3. Season the chicken breasts with salt and pepper and arrange them in the buttered pan, presentation side up.
“Presentation side” is cheffy talk for the side that will be facing up, visible, when the dish is served. It’s the pretty side. Given that “On Cooking” is a text book, we were probably meant to have learned that in a class at some point before attempting this recipe. Thankfully, while you’ll see it requires a boatload of techniques, there aren’t too many stumpers (I think).
4. Add the white wine, stock, bay leaf, thyme and dried tarragon.
5. Cut and butter a piece of parchment paper and cover the chicken breasts.
6. Bring the liquid to a simmer and reduce the temperature to poach the chicken.
7. Make a blond roux with 1 ounce (30 g) of butter and 1 ounce (30 g) of flour; set aside to cool.
8. When the breasts are done, remove them from the liquid. Thicken the liquid with the roux. Add the cream. Simmer and reduce to the desired consistency.
As you eagle-eyed readers have probably spotted, I did this the wrong way around, putting the cream in the roux and then adding the mixture to the broth. I clearly didn’t read the recipe closely enough. Ah well, doesn’t seem to have done any harm.
9. Strain the sauce through cheesecloth and adjust the seasonings.
10. Serve each half breast napped** with approximately 2 ounces (60 mL) of sauce; garnish each portion with a sprig of fresh tarragon.
Ta da! It needed a bit more salt for my taste, but otherwise it was super yummy, with the tarragon giving the sauce a light hint of herby sweetness that was a nice balance to the savory chicken broth. I’m happy to say that I have now successfully used some of that crazy plant growing my patio, but if I’m honest, I think I’ll try to find another recipe to use the rest. This one is a bit too involved to make on anything like a regular basis, what with all the different techniques required. In fact, while fun, it felt a little like some kind of pop quiz, which I suppose is appropriate, given that it came from a text book.
That’s it for this month, kiddos! See you in “June”!

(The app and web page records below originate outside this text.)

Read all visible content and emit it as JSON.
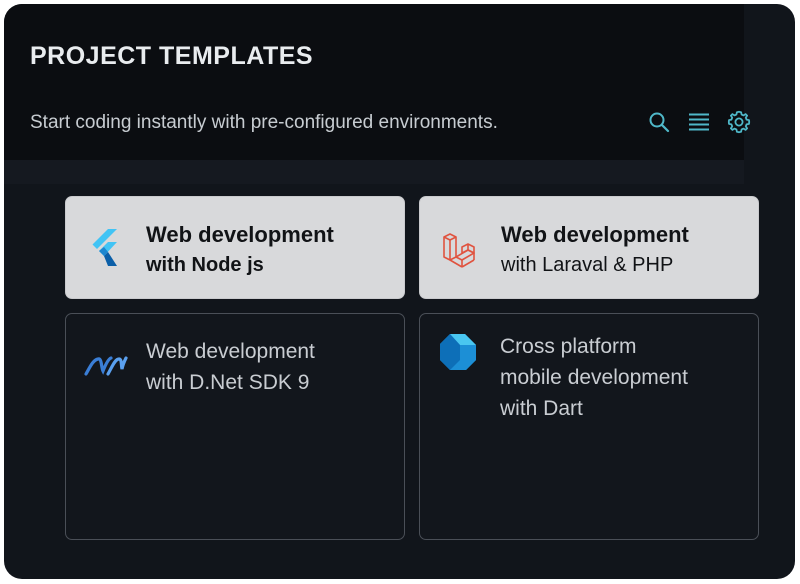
{
  "header": {
    "title": "PROJECT TEMPLATES",
    "subtitle": "Start coding instantly with pre-configured environments."
  },
  "toolbar": {
    "search_icon": "search-icon",
    "list_icon": "list-icon",
    "settings_icon": "gear-icon",
    "accent_color": "#4fb8c9"
  },
  "templates": [
    {
      "line1": "Web development",
      "line2": "with Node js",
      "icon": "flutter-icon",
      "style": "light"
    },
    {
      "line1": "Web development",
      "line2": "with Laraval & PHP",
      "icon": "laravel-icon",
      "style": "light"
    },
    {
      "line1": "Web development",
      "line2": "with D.Net SDK 9",
      "icon": "dotnet-icon",
      "style": "dark"
    },
    {
      "line1": "Cross platform",
      "line2": "mobile development",
      "line3": "with Dart",
      "icon": "dart-icon",
      "style": "dark"
    }
  ],
  "colors": {
    "panel_bg": "#11151b",
    "header_bg": "#0b0d11",
    "light_card_bg": "#d8d9db",
    "dark_card_border": "#4a4f57",
    "flutter_blue": "#41c4f5",
    "laravel_red": "#e0533f",
    "dotnet_blue": "#3a7ed6",
    "dart_blue": "#1c8fd6"
  }
}
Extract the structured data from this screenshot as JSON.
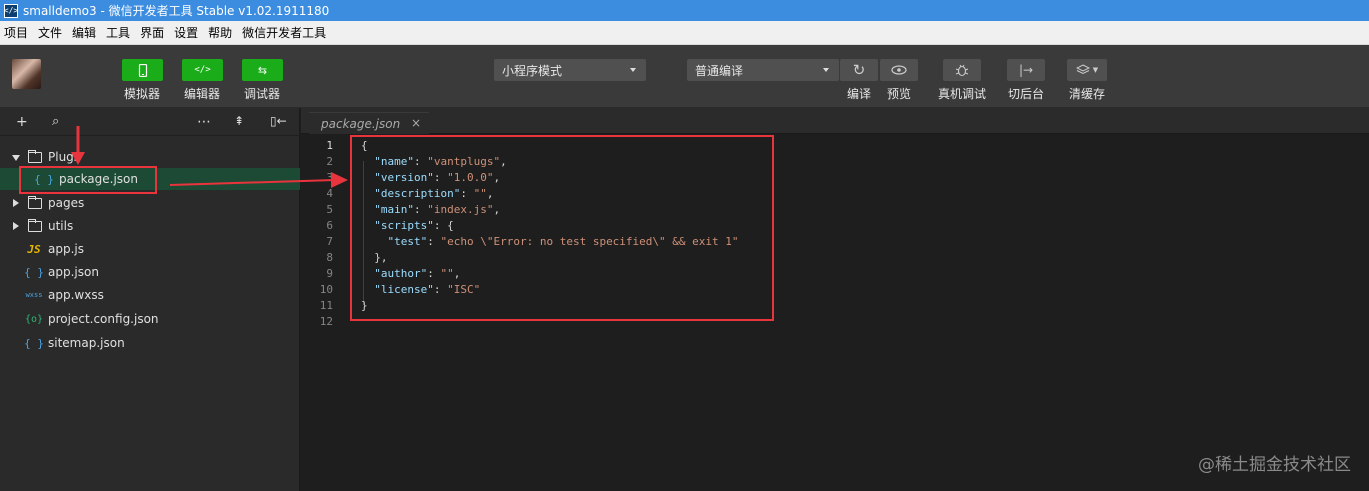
{
  "window": {
    "title": "smalldemo3 - 微信开发者工具 Stable v1.02.1911180",
    "app_icon": "</>"
  },
  "menu": [
    "项目",
    "文件",
    "编辑",
    "工具",
    "界面",
    "设置",
    "帮助",
    "微信开发者工具"
  ],
  "toolbar": {
    "simulator_label": "模拟器",
    "editor_label": "编辑器",
    "debugger_label": "调试器",
    "mode_select": "小程序模式",
    "compile_select": "普通编译",
    "compile_label": "编译",
    "preview_label": "预览",
    "device_debug_label": "真机调试",
    "background_label": "切后台",
    "clear_cache_label": "清缓存",
    "icons": {
      "simulator": "phone-icon",
      "editor": "code-icon",
      "debugger": "swap-icon",
      "compile": "refresh-icon",
      "preview": "eye-icon",
      "device_debug": "bug-icon",
      "background": "exit-icon",
      "clear_cache": "layers-icon"
    }
  },
  "sidebar": {
    "tree": [
      {
        "label": "Plugs",
        "type": "folder",
        "expanded": true
      },
      {
        "label": "package.json",
        "type": "json",
        "icon": "{ }"
      },
      {
        "label": "pages",
        "type": "folder",
        "expanded": false
      },
      {
        "label": "utils",
        "type": "folder",
        "expanded": false
      },
      {
        "label": "app.js",
        "type": "js",
        "icon": "JS"
      },
      {
        "label": "app.json",
        "type": "json",
        "icon": "{ }"
      },
      {
        "label": "app.wxss",
        "type": "wxss",
        "icon": "wxss"
      },
      {
        "label": "project.config.json",
        "type": "config",
        "icon": "{o}"
      },
      {
        "label": "sitemap.json",
        "type": "json",
        "icon": "{ }"
      }
    ]
  },
  "editor": {
    "tab_label": "package.json",
    "line_numbers": [
      "1",
      "2",
      "3",
      "4",
      "5",
      "6",
      "7",
      "8",
      "9",
      "10",
      "11",
      "12"
    ],
    "code": {
      "l1": "{",
      "name_key": "\"name\"",
      "name_val": "\"vantplugs\"",
      "version_key": "\"version\"",
      "version_val": "\"1.0.0\"",
      "description_key": "\"description\"",
      "description_val": "\"\"",
      "main_key": "\"main\"",
      "main_val": "\"index.js\"",
      "scripts_key": "\"scripts\"",
      "test_key": "\"test\"",
      "test_val": "\"echo \\\"Error: no test specified\\\" && exit 1\"",
      "l9": "},",
      "author_key": "\"author\"",
      "author_val": "\"\"",
      "license_key": "\"license\"",
      "license_val": "\"ISC\"",
      "l12": "}"
    }
  },
  "watermark": "@稀土掘金技术社区",
  "colors": {
    "accent_green": "#1aad19",
    "annotation_red": "#e8343c",
    "titlebar_blue": "#3c8de0"
  }
}
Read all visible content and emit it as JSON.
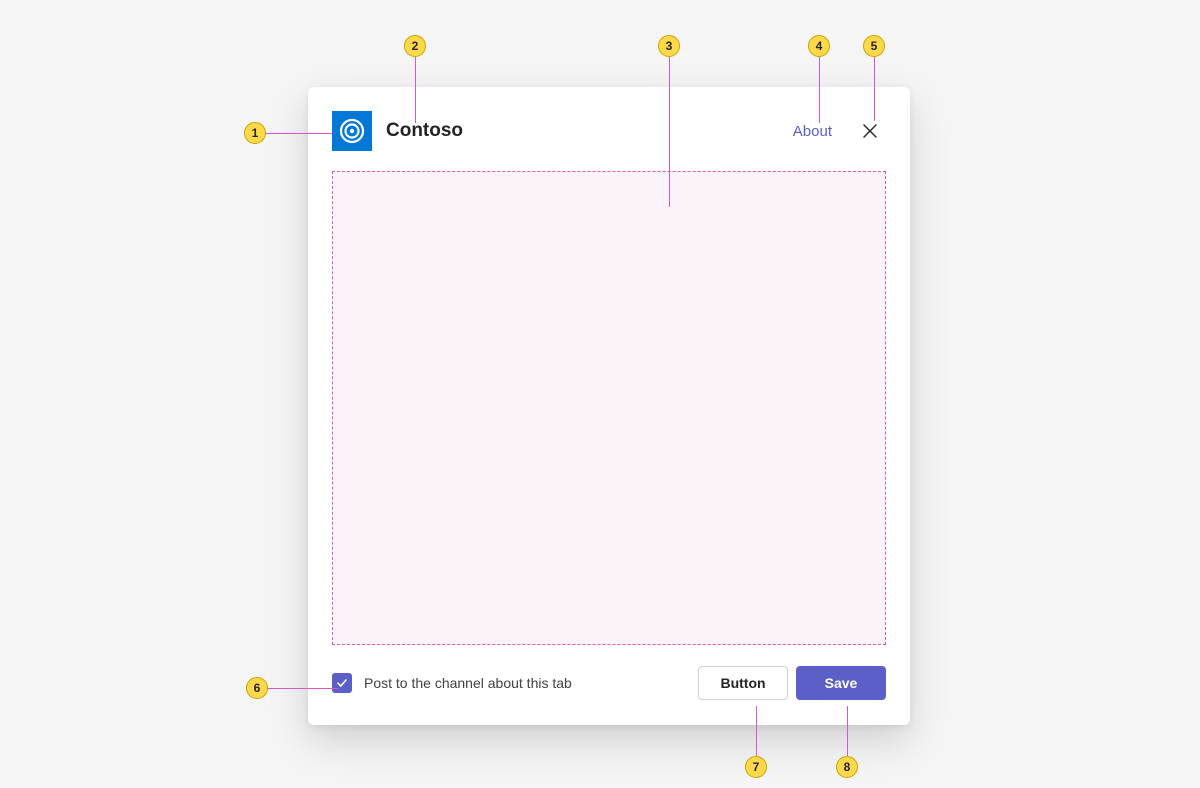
{
  "dialog": {
    "app_name": "Contoso",
    "about_label": "About",
    "checkbox_label": "Post to the channel about this tab",
    "checkbox_checked": true,
    "secondary_button": "Button",
    "primary_button": "Save"
  },
  "callouts": {
    "c1": "1",
    "c2": "2",
    "c3": "3",
    "c4": "4",
    "c5": "5",
    "c6": "6",
    "c7": "7",
    "c8": "8"
  }
}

*To taste **Don’t worry if you had to look this word up; I did, too. On the other hand, if you already knew that “nappe” means to thinly coat something with sauce, then go you, with your badass culinary vocabulary!